**ASSIGNED TASK**
Go through the data below line by line and report how many lines contain "サービス", giving only that figure.

**SOURCE DATA**
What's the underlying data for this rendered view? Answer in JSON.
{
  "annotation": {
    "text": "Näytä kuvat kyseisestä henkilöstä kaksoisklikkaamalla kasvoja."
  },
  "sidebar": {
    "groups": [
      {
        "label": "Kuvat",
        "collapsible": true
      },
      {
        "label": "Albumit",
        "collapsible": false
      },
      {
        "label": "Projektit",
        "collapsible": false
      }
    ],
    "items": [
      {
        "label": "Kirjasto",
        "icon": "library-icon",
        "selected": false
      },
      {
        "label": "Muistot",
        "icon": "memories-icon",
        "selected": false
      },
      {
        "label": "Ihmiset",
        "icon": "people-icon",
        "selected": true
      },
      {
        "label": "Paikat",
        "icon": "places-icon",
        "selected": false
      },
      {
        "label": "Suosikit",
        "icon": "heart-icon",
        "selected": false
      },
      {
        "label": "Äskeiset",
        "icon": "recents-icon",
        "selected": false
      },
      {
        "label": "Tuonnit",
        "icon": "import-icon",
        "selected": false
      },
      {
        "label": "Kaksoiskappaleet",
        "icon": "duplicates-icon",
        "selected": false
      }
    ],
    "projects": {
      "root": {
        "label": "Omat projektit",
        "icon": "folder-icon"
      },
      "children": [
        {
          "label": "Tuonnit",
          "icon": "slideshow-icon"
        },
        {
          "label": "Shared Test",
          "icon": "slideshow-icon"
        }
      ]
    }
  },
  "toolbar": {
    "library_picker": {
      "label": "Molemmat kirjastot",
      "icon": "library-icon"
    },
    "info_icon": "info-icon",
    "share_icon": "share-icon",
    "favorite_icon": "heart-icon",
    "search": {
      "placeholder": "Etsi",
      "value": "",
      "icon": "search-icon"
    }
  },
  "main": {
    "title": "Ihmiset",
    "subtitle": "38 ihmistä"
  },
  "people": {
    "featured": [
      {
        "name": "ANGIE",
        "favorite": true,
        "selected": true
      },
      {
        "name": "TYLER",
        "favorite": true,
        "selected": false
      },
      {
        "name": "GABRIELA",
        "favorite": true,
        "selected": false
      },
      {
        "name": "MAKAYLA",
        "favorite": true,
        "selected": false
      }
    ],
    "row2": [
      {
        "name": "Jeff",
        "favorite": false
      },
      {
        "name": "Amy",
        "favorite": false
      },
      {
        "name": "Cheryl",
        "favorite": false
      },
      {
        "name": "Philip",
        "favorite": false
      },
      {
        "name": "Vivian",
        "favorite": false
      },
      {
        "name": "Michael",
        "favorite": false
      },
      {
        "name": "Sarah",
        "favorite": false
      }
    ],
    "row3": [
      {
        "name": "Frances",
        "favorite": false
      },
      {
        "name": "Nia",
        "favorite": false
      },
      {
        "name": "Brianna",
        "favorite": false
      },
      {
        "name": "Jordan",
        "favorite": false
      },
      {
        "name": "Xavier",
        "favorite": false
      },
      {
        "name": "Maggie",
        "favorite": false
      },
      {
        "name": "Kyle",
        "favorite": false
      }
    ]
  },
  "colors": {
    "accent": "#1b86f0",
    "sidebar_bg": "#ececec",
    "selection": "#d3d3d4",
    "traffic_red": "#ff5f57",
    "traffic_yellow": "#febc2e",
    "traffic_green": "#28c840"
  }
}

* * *

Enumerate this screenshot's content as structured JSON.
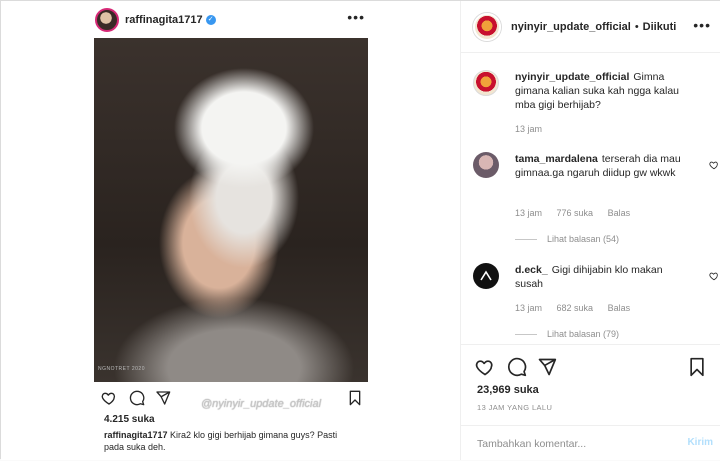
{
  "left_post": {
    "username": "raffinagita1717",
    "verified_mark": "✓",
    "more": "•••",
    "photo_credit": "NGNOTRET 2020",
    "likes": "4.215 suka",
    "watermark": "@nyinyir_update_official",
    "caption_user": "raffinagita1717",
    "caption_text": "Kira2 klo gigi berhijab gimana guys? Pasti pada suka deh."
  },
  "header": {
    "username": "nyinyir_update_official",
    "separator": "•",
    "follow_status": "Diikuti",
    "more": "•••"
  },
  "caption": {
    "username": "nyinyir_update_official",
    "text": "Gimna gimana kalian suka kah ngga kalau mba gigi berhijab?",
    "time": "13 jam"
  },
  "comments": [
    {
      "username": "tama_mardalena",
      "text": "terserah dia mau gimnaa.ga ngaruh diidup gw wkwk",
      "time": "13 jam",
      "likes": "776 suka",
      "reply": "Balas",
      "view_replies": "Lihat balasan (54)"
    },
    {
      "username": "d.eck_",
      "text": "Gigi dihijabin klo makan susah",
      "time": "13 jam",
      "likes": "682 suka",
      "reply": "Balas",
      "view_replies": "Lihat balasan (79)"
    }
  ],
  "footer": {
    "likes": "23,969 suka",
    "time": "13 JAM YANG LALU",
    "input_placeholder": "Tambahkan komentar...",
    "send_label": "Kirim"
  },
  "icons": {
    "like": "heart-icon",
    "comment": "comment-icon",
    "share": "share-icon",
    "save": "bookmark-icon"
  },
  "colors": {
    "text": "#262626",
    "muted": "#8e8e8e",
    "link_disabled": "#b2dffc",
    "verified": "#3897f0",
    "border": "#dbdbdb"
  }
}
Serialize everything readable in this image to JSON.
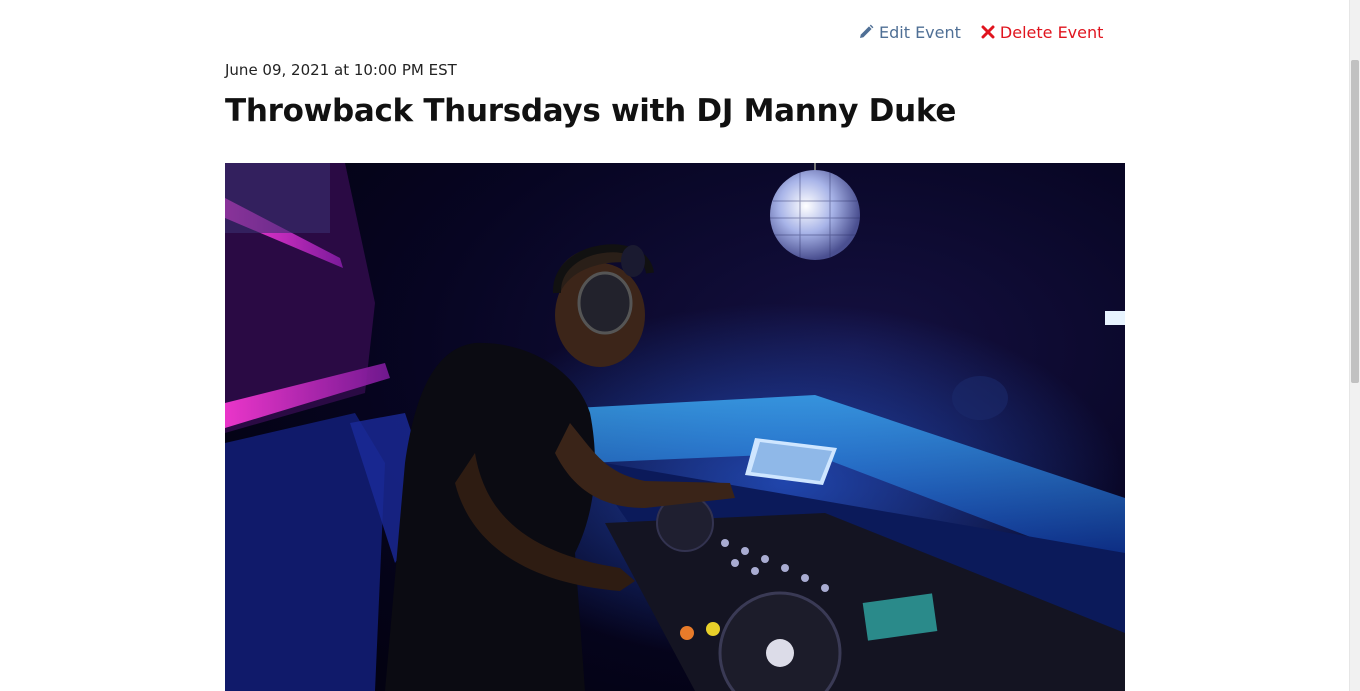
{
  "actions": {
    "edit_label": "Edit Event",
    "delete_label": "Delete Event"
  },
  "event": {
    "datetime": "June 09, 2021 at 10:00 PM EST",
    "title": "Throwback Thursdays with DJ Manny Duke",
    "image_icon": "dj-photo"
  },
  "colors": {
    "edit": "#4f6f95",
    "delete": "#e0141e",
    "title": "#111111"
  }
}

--

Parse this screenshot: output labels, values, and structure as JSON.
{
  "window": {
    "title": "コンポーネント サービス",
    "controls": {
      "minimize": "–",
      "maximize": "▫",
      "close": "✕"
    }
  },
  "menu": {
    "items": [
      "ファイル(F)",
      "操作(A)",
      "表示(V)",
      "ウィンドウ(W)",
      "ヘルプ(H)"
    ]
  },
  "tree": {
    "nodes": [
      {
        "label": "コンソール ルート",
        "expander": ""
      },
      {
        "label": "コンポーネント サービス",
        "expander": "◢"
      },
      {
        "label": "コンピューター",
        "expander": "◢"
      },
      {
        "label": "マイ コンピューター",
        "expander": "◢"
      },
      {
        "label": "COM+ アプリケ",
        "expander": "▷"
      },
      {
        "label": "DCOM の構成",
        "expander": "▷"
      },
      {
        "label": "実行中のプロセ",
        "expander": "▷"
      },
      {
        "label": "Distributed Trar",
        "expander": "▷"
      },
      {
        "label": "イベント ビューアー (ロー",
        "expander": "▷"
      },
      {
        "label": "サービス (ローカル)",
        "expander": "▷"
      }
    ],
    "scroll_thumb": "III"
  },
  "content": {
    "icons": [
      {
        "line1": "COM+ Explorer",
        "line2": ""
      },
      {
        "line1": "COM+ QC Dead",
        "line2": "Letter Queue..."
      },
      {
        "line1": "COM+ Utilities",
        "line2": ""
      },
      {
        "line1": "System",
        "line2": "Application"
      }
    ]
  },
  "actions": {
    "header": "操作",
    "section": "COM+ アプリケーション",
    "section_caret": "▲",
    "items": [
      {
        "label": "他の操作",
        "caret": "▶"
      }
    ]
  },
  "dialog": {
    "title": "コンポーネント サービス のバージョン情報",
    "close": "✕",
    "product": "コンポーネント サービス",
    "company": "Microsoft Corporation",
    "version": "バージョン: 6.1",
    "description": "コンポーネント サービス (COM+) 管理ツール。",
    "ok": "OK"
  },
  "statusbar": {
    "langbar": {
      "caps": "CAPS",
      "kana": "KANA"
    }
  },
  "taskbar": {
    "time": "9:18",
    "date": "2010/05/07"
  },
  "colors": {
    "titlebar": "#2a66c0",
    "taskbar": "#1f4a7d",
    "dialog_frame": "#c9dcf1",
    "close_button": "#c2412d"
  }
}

**TASK RESULT**
6